Brain Science and Meditation

A Western Practitioner in the

PureInsight | January 6, 2003

[] In Explaining the Content of Falun Dafa, A Dafa practitioner asked, "When I sit in meditation, I often feel as if I'm sliding down, like riding an escalator, and am becoming very small. I wonder why." Master responded, "That too is normal, because the Primordial Spirit is very small. But it can also become large, and that's why a person's body can expand outward during practice. So some people feel that they're as tall as heaven, and some feel that they're becoming very small – all these are normal. But there's one thing: once a cultivator has done something not so good, he might also feel that he's falling; that's his level dropping, and the volume of his body reducing."

For Christmas my daughter gave me a picture book called Inside the Mind of God. It has color photomicrographs of hormones, drugs, cells, manifestations of karma and many other things related to the human body. This book, in a popularized format, gives a scientific background for our experiences such as the one above and what Master Li teaches us. Appearing in the introduction is the following, "The orientation area is what the mind of God bestowed on the brain of man so that puny humans could occasionally grasp the awesome existence of a deity, or, in other traditions, of a greater reality beyond the here and now." According to neurologists there are two orientation systems in the human brain. The one on the right side contains neurons that process sensory input about distances and directions so we can safely move around. The system on the left side appears to connect us with a different reality. In that area, the neurons define the boundaries of our bodies, and our relation to the space beyond us. "When the orientation area is intact, it receives constant input from sense of sight and sense of touch which it uses to determine where the individual ends and the rest of the world begins."

Described in the same book was an experiment performed to observe the effect of meditation on the brain. A Tibetan Buddhist was asked to meditate under experimental conditions. After quieting his inner chatter and finding his inner spiritual reality, he tugged on a string leading to scientists in another room. They immediately injected into him a radioactive tracer through a long tube. The doctors rushed him to a single photon emission tomography (SPECT) camera, which imaged his brain during meditation, and determined the blood flow in his brain at that time. They found a great change in the left orientation area (the posterior superior parietal lobe), which they described as a "quieting" of this area. The same experiment was done with seven other Tibetan Buddhists with very similar results. Later experiments were done with Franciscan nuns who described their peak experience as "a tangible sense of the closeness of God and a mingling with him." Their brain pictures were strikingly similar to those of the Tibetan Buddhists. These experiments were done by Dr. Andrew Newburg who specializes in brain scans and Dr. Eugene d'Aquili who has spent years studying brain function and religious states as Assistant Professor of Psychiatry at the University of Pennsylvania.
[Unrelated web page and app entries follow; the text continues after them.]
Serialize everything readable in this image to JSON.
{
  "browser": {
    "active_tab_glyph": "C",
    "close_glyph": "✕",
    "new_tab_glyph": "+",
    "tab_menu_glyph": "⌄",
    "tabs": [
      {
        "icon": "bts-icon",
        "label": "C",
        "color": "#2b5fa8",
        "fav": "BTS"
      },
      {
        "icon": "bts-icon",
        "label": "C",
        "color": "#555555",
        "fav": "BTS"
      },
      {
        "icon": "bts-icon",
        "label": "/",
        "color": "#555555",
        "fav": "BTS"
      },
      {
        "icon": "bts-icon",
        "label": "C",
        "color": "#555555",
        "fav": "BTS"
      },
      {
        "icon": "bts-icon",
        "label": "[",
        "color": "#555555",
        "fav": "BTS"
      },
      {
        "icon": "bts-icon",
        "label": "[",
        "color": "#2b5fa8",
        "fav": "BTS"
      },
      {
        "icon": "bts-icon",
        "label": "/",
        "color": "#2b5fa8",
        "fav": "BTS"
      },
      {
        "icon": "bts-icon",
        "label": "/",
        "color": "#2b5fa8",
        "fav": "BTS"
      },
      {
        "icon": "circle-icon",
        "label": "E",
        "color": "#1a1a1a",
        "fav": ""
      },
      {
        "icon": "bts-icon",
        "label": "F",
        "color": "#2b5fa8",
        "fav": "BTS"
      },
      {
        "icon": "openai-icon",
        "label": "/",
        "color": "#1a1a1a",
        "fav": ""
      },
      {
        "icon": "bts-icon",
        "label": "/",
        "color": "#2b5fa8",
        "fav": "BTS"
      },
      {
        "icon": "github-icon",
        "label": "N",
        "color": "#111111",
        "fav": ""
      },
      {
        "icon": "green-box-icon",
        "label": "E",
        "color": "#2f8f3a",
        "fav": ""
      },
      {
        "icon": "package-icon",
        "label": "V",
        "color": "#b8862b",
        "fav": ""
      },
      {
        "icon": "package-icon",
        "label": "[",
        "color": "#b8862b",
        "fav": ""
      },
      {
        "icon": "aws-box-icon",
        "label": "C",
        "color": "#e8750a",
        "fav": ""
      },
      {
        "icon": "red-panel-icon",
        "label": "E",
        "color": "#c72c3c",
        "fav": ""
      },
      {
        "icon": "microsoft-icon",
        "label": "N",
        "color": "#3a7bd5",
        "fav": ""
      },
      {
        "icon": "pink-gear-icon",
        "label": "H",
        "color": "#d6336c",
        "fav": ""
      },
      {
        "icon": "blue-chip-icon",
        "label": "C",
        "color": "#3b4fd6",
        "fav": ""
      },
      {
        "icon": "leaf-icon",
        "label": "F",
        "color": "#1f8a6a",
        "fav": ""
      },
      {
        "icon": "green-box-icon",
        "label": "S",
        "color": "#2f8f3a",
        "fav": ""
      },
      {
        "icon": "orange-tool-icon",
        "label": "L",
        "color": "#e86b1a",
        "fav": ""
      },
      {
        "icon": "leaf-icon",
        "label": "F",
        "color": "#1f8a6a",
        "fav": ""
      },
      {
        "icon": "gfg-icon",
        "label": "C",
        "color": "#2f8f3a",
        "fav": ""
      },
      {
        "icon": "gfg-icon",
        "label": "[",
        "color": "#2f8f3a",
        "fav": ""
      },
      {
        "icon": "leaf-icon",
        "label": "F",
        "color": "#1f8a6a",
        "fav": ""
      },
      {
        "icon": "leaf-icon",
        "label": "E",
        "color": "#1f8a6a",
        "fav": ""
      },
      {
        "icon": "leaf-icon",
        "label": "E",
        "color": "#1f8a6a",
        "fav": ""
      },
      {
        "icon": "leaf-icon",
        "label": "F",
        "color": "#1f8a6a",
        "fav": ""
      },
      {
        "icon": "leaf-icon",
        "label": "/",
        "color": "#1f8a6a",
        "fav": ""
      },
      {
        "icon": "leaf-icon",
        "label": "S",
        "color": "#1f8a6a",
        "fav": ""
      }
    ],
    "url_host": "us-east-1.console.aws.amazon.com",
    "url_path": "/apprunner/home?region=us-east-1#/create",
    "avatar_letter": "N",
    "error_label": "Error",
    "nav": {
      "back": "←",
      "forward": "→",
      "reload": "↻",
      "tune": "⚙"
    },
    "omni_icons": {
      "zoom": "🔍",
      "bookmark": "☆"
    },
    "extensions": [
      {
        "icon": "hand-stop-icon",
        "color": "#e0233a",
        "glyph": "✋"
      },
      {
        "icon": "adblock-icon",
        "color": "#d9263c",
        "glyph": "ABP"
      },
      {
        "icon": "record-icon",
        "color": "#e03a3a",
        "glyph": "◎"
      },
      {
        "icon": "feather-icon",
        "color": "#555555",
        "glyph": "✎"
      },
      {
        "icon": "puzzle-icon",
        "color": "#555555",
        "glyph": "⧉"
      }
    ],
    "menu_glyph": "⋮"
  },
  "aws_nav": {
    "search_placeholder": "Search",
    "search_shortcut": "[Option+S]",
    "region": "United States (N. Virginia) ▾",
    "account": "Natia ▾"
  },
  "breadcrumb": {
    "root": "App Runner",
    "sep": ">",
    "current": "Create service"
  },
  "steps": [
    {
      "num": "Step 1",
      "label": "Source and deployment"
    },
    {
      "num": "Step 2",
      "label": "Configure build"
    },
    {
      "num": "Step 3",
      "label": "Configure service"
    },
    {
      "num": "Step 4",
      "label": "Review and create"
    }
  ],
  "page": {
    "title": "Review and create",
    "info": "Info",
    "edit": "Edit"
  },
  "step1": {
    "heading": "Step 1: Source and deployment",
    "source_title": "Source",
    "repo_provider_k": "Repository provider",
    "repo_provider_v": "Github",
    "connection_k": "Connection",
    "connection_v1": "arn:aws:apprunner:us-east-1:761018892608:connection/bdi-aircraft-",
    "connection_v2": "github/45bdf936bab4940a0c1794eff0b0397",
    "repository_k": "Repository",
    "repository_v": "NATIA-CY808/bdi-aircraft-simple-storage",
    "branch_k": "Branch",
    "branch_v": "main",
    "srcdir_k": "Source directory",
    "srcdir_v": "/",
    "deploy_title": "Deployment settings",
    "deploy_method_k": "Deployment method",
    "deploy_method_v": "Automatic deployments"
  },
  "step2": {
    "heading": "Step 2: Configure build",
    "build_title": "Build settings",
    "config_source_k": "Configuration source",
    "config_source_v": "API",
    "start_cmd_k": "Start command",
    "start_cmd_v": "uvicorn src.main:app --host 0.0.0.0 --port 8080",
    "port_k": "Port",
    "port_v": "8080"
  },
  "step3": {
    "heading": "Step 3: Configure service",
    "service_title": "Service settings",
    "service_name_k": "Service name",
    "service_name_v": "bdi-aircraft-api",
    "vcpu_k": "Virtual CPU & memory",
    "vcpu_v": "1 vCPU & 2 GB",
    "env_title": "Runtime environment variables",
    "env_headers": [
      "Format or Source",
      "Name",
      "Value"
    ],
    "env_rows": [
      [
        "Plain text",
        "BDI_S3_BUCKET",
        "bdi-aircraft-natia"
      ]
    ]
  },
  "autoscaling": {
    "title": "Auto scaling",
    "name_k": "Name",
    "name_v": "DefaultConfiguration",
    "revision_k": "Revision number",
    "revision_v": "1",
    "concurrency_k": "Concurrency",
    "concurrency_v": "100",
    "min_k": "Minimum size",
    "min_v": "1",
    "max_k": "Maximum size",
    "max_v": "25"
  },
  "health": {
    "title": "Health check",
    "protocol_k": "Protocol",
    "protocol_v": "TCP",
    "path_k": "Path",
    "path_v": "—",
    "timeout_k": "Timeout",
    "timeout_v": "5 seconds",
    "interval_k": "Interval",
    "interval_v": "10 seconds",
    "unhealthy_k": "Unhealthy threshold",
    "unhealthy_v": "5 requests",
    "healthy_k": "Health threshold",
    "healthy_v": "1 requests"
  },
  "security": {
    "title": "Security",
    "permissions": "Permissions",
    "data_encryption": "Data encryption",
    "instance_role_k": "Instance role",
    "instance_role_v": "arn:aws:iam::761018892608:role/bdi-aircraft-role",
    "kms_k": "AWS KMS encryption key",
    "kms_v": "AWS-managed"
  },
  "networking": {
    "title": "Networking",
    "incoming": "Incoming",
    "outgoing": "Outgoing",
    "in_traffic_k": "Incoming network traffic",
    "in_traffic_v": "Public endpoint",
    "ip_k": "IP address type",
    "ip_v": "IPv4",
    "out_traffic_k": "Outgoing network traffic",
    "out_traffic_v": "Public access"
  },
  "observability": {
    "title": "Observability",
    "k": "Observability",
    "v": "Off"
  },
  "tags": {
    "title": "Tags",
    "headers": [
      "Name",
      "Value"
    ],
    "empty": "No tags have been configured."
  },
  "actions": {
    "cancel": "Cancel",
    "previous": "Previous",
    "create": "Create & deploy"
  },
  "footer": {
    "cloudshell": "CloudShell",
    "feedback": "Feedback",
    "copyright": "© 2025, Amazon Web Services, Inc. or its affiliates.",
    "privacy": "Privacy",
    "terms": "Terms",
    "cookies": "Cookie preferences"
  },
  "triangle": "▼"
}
Master has given us a great deal of material regarding tranquility. For example, "Everyone knows that Sakyamuni taught 'samadhi.' What did he teach prior to samadhi? He taught 'precept' and abandoning all desires and addictions until nothing is left – then one can achieve samadhi." (From Zhuan Falun)

Add new comment